The more effective recruiting methods were direct invitations to potential volunteers, mostly by very tightly targeted emails to attorneys pre-qualified by some characteristic. For example, every members of the WSBA who mentioned "military law" as a practice area (and who didn't list an .mil address ... we didn't need to recruit people already providing services) got an email with their name on it. The response rate was excellent! We also used, in an appropriate way, listserves oriented around relevant subject matter, with appeals tuned to the listserve's subject matter (...it's important to be providing those listserves with material useful to the list, not to spam them which is completely ineffective as well as wrong.)
In these direct appeals, having the project description & materials available on the web from the start meant that every recruiting effort had "Learn more: http://aacf.wordpress.com "; this was 'way better than a long long long email which few would ever finish reading.
Project management was not entirely by project listserves, but we could not have hit our target date without it. Early in the project, we tried to have regular project meetings around a conference table somewhere: FAIL! Geography and time schedules completely barred this approach. We *did* have several teleconferences which were pretty helpful but, interestingly enough, the most recent telecon had to be done twice since there was no *time* that could accommodate everyone. The a-synchronous nature of social networking facilities such as listserve seem to sometimes balance the rapid response and aural social cue advantages of telecons.
The proof is always in the results. Our project got underway maybe March'08 and started delivering units of service in July'08 (... first formal training July 9, first telephone consultation with a servicemember shortly thereafter). Meanwhile the ABA (...vastly better funded, extremely professional...) is still not ready.

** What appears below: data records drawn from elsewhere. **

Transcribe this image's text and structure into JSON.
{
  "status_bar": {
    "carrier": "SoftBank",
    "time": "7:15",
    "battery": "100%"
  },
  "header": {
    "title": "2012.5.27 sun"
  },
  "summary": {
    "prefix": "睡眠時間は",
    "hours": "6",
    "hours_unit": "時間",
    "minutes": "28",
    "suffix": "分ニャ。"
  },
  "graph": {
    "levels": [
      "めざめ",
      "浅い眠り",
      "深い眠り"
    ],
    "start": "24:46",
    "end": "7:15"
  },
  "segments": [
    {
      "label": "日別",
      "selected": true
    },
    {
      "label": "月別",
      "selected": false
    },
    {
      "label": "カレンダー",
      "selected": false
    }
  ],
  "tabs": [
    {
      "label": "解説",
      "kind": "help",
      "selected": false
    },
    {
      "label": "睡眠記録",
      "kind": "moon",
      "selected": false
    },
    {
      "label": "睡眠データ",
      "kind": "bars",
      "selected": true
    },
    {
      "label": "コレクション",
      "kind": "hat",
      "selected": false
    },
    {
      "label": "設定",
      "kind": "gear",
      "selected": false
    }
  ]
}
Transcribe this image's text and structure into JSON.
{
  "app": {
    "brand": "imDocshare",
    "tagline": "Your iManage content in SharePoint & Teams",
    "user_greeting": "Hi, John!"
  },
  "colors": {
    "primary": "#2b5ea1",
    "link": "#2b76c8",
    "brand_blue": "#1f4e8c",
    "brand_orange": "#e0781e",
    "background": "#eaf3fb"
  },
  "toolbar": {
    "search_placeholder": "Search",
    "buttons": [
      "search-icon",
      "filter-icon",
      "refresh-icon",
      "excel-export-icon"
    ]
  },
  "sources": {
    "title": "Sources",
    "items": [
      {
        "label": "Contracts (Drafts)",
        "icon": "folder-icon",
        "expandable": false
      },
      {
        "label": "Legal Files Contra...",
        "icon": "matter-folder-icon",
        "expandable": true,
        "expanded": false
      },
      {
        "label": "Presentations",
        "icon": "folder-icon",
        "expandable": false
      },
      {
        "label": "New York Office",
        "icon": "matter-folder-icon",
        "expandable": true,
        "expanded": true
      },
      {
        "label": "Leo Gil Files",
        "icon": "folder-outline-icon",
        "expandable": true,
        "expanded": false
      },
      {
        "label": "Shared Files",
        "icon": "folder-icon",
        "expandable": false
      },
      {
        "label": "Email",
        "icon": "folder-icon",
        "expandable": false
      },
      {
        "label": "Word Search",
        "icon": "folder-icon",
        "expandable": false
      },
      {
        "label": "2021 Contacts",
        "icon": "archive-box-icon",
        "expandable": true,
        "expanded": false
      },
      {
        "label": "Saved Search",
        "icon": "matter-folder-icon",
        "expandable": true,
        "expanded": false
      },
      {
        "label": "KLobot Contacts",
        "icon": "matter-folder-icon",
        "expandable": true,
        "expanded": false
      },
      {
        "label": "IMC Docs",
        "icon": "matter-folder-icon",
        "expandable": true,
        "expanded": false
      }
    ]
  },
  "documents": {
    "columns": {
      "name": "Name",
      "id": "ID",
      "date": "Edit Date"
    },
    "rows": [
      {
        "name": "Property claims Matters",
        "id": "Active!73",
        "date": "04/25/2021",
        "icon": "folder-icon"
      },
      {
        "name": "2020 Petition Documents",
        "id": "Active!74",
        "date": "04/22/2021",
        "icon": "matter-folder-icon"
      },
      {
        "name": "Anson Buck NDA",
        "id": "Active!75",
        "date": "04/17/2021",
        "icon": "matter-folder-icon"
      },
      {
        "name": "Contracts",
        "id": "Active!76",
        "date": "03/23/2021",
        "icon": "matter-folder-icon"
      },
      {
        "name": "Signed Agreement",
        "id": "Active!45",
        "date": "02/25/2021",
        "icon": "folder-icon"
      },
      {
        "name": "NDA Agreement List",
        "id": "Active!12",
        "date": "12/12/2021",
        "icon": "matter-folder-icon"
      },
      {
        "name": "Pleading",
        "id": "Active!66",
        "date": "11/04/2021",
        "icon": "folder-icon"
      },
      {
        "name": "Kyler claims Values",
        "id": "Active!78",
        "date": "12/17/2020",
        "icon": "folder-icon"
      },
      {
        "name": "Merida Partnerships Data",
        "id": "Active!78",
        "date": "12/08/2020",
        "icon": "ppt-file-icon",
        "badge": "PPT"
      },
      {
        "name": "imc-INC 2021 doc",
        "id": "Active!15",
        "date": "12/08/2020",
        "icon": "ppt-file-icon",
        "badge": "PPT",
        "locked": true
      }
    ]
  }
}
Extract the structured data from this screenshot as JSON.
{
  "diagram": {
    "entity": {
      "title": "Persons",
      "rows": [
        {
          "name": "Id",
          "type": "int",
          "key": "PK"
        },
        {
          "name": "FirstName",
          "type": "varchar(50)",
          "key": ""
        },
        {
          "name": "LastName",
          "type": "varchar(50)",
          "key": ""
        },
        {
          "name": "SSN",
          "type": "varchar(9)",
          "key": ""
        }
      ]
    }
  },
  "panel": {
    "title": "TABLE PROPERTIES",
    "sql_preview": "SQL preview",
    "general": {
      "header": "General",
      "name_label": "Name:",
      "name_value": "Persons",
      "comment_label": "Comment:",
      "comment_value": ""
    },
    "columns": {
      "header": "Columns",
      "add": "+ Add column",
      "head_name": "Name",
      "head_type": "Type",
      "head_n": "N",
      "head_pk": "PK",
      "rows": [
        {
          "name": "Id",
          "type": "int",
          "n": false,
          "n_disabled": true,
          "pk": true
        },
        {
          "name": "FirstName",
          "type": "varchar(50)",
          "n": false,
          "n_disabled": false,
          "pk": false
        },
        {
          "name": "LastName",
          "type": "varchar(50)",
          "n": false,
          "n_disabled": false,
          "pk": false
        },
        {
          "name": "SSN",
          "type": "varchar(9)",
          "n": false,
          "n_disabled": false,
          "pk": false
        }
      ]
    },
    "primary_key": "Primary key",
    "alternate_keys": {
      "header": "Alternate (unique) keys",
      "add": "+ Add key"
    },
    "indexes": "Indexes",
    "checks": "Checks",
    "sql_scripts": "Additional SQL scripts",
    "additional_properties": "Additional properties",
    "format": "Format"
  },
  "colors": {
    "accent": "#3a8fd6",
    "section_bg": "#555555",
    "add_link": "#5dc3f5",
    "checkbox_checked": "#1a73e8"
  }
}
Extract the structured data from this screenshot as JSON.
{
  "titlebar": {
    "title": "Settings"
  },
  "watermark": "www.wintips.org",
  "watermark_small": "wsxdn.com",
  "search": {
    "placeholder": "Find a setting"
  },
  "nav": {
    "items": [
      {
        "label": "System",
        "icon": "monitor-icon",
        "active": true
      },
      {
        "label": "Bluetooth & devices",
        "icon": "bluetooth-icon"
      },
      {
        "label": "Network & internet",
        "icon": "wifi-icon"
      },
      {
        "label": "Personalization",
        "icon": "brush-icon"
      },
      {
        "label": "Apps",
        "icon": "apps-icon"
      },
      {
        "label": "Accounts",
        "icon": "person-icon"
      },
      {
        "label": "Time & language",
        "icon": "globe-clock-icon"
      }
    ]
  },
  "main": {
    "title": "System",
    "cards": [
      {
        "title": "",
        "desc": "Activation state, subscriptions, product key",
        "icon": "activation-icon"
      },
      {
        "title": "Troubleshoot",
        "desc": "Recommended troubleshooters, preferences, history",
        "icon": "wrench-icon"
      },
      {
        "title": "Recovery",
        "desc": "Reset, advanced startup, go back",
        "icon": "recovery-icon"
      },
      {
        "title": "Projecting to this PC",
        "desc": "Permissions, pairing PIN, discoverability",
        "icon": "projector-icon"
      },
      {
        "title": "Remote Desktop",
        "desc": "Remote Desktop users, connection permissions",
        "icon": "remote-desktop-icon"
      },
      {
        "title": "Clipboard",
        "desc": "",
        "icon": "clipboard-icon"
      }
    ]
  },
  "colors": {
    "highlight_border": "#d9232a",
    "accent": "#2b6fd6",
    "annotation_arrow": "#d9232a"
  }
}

Did that sound like boasting? I plead guilty! Still, it's worth pondering why we beat the ABA and their ilk to market. I do hope that their more slowly, more traditionally-structured program will grow to encompass what we've done, for traditionally-developed projects have economies of scale; they also so dominate the market of this sort of project that newer, nimbler social networking methods can compete only in small, innovative matters, for the moment .....
Fans of "The Innovator's Dilemma" will recognize that last sentence as pointing to an explosive concept ... but that's for another day.